→ **WORK ORDER**
A single number is the whole answer: the count of lines in the records where "icon" occurs.

--- START ---

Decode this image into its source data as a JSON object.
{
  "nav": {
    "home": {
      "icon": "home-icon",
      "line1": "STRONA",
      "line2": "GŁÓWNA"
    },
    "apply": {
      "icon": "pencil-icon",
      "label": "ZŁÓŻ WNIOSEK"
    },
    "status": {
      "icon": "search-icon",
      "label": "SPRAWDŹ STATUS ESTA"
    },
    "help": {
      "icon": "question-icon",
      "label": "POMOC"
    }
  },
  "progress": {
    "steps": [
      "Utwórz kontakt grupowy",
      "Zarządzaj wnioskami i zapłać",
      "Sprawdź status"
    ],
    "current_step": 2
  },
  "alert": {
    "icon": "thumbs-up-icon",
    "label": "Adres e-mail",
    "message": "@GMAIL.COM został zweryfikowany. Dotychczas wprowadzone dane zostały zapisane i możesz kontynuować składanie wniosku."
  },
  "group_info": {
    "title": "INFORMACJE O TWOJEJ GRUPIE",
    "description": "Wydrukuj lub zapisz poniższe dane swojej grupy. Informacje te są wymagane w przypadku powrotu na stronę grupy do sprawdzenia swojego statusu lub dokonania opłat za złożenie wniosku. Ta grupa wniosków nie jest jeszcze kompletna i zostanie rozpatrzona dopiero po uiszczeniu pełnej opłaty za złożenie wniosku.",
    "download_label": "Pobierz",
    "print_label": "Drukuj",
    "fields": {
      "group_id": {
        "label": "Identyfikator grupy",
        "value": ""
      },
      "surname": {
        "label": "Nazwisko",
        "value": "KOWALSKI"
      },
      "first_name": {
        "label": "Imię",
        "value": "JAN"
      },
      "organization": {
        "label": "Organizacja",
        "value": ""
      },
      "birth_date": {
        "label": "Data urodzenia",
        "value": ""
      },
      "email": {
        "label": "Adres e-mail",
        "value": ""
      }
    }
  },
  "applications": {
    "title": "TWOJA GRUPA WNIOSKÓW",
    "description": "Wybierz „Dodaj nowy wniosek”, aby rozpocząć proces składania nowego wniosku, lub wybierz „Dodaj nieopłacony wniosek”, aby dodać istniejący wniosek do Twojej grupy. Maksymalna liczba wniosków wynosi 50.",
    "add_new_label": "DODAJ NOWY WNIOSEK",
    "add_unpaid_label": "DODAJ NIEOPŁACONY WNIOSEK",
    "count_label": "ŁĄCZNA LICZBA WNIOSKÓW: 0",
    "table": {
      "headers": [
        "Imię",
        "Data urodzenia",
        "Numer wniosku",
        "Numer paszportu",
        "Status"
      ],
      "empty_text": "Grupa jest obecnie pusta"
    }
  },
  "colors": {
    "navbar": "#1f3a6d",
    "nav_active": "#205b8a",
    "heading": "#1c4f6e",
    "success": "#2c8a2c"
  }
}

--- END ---

→ **SOLVED EXERCISE**
5